Interview with Ron Leenheer
Ron Leenheer, member of the conservation staff, is entrusted with the Museum's metal objects. In this interview he talks about his work and methods as well as his pleasant and unpleasant discoveries.
While cleaning the base of a statuette of Isis with Harpocrates (inv. no. 8835) he discovered the name of the individual who had offered the figure;
similarly, cleaning revealed an incised pectoral on an Egyptian bronze cat (inv. no. 8831), and, surprisingly,
the supposed image of a running Gorgo incised on a wine sieve (inv. no. 1477) was in fact an Etruscan dancer.
A holder for a whetstone (inv. no. 9411) unfortunately turned out to be a pastiche,

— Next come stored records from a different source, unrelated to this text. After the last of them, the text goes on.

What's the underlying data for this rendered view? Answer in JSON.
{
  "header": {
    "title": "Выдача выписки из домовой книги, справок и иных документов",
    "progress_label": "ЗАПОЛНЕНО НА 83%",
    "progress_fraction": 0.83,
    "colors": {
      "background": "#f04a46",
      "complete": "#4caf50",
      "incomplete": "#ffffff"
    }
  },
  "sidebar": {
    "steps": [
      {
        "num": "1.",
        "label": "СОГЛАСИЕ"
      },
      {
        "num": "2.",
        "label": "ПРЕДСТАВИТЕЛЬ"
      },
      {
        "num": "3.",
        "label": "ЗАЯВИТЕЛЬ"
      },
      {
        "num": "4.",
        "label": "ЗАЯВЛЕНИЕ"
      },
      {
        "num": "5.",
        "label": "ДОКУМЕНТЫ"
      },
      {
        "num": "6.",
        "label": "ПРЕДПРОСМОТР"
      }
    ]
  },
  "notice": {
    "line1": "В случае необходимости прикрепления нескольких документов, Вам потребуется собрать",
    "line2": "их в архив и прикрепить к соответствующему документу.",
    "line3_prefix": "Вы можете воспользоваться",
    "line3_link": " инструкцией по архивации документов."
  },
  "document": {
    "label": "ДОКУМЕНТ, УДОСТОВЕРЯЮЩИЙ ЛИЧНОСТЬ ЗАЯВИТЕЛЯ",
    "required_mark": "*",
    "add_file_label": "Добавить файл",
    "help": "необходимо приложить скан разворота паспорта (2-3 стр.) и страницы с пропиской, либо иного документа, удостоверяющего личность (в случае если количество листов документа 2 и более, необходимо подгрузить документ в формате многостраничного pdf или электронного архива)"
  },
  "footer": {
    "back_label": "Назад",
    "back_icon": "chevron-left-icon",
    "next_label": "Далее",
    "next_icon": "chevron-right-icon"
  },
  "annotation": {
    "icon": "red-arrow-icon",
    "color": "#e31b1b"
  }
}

Iranian earring (inv. no. 11.565), a fibula (inv. no. 8004) and the eyes of a bronze head of Medusa (inv. no. 1526) proved to be made of silver rather than of bronze as had previously been thought.

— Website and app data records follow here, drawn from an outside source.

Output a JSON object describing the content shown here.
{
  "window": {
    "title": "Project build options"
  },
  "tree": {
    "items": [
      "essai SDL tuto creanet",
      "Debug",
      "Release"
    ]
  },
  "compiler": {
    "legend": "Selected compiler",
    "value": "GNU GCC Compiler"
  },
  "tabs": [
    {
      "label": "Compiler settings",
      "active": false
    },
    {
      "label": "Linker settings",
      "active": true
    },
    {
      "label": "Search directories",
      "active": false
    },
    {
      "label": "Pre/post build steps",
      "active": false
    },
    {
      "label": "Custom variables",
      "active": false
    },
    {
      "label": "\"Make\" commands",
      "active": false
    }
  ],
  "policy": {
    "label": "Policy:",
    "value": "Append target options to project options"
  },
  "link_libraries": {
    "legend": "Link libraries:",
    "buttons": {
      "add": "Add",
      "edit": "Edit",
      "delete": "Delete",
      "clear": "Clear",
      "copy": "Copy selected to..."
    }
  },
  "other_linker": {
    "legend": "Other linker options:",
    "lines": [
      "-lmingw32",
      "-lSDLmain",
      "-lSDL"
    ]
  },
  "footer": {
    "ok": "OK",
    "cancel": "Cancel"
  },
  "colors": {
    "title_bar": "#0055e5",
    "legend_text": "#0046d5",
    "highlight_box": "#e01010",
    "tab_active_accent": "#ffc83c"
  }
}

In the case of an iron key with a bronze handle (inv. no. 15.006) the oxidized iron had swelled, threatening to crack the bronze.